• _Task instructions_: What follows are records. Restate all of them word for word.

• _Listed entries_:

Segment Open

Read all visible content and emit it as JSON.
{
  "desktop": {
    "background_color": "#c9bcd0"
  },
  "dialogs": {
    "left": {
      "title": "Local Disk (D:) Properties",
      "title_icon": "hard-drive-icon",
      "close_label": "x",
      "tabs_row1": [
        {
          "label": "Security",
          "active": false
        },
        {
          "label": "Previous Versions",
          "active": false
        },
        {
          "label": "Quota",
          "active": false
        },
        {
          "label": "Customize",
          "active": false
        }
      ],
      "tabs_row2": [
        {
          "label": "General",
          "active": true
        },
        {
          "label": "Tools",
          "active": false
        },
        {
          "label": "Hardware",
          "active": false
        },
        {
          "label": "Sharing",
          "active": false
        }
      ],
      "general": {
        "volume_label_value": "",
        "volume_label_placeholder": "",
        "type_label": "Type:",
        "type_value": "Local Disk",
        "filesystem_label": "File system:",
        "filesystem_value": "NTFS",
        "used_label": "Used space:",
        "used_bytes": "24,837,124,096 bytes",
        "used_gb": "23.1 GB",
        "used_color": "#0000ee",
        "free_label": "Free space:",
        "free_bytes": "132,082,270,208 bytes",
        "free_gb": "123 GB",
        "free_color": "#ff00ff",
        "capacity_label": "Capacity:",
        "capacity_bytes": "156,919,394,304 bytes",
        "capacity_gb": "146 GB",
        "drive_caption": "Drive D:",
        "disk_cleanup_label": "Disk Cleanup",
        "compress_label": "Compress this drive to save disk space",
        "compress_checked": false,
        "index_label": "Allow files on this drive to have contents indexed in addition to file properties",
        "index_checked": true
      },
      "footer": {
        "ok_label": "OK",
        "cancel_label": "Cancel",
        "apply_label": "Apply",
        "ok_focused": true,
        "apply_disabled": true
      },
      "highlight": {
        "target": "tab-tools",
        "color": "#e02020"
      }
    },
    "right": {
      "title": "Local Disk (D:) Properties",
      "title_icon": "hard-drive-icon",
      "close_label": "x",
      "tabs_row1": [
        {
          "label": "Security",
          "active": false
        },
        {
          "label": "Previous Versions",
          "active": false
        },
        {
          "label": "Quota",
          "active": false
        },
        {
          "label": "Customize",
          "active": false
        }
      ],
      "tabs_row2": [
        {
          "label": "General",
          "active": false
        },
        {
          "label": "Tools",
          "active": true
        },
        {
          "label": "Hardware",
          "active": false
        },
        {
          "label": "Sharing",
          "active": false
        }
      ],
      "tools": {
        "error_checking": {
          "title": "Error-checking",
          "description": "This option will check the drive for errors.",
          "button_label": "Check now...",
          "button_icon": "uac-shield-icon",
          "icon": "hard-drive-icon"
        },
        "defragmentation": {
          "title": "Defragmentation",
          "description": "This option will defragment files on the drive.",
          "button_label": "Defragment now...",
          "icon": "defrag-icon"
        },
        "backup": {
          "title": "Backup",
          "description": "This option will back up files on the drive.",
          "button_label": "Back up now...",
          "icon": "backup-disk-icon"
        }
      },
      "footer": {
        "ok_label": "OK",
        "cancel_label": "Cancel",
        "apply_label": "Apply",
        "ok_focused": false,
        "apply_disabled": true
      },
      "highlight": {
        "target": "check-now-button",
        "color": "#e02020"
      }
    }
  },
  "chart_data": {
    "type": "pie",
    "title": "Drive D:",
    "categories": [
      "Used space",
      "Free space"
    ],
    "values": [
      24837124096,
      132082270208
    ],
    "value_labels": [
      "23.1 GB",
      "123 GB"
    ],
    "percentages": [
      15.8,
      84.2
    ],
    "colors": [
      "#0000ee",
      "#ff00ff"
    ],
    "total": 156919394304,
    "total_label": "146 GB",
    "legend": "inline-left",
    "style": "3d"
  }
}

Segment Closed

• _Task solution_:
Read all visible content and emit it as JSON.
{
  "desktop": {
    "background_color": "#c9bcd0"
  },
  "dialogs": {
    "left": {
      "title": "Local Disk (D:) Properties",
      "title_icon": "hard-drive-icon",
      "close_label": "x",
      "tabs_row1": [
        {
          "label": "Security",
          "active": false
        },
        {
          "label": "Previous Versions",
          "active": false
        },
        {
          "label": "Quota",
          "active": false
        },
        {
          "label": "Customize",
          "active": false
        }
      ],
      "tabs_row2": [
        {
          "label": "General",
          "active": true
        },
        {
          "label": "Tools",
          "active": false
        },
        {
          "label": "Hardware",
          "active": false
        },
        {
          "label": "Sharing",
          "active": false
        }
      ],
      "general": {
        "volume_label_value": "",
        "volume_label_placeholder": "",
        "type_label": "Type:",
        "type_value": "Local Disk",
        "filesystem_label": "File system:",
        "filesystem_value": "NTFS",
        "used_label": "Used space:",
        "used_bytes": "24,837,124,096 bytes",
        "used_gb": "23.1 GB",
        "used_color": "#0000ee",
        "free_label": "Free space:",
        "free_bytes": "132,082,270,208 bytes",
        "free_gb": "123 GB",
        "free_color": "#ff00ff",
        "capacity_label": "Capacity:",
        "capacity_bytes": "156,919,394,304 bytes",
        "capacity_gb": "146 GB",
        "drive_caption": "Drive D:",
        "disk_cleanup_label": "Disk Cleanup",
        "compress_label": "Compress this drive to save disk space",
        "compress_checked": false,
        "index_label": "Allow files on this drive to have contents indexed in addition to file properties",
        "index_checked": true
      },
      "footer": {
        "ok_label": "OK",
        "cancel_label": "Cancel",
        "apply_label": "Apply",
        "ok_focused": true,
        "apply_disabled": true
      },
      "highlight": {
        "target": "tab-tools",
        "color": "#e02020"
      }
    },
    "right": {
      "title": "Local Disk (D:) Properties",
      "title_icon": "hard-drive-icon",
      "close_label": "x",
      "tabs_row1": [
        {
          "label": "Security",
          "active": false
        },
        {
          "label": "Previous Versions",
          "active": false
        },
        {
          "label": "Quota",
          "active": false
        },
        {
          "label": "Customize",
          "active": false
        }
      ],
      "tabs_row2": [
        {
          "label": "General",
          "active": false
        },
        {
          "label": "Tools",
          "active": true
        },
        {
          "label": "Hardware",
          "active": false
        },
        {
          "label": "Sharing",
          "active": false
        }
      ],
      "tools": {
        "error_checking": {
          "title": "Error-checking",
          "description": "This option will check the drive for errors.",
          "button_label": "Check now...",
          "button_icon": "uac-shield-icon",
          "icon": "hard-drive-icon"
        },
        "defragmentation": {
          "title": "Defragmentation",
          "description": "This option will defragment files on the drive.",
          "button_label": "Defragment now...",
          "icon": "defrag-icon"
        },
        "backup": {
          "title": "Backup",
          "description": "This option will back up files on the drive.",
          "button_label": "Back up now...",
          "icon": "backup-disk-icon"
        }
      },
      "footer": {
        "ok_label": "OK",
        "cancel_label": "Cancel",
        "apply_label": "Apply",
        "ok_focused": false,
        "apply_disabled": true
      },
      "highlight": {
        "target": "check-now-button",
        "color": "#e02020"
      }
    }
  },
  "chart_data": {
    "type": "pie",
    "title": "Drive D:",
    "categories": [
      "Used space",
      "Free space"
    ],
    "values": [
      24837124096,
      132082270208
    ],
    "value_labels": [
      "23.1 GB",
      "123 GB"
    ],
    "percentages": [
      15.8,
      84.2
    ],
    "colors": [
      "#0000ee",
      "#ff00ff"
    ],
    "total": 156919394304,
    "total_label": "146 GB",
    "legend": "inline-left",
    "style": "3d"
  }
}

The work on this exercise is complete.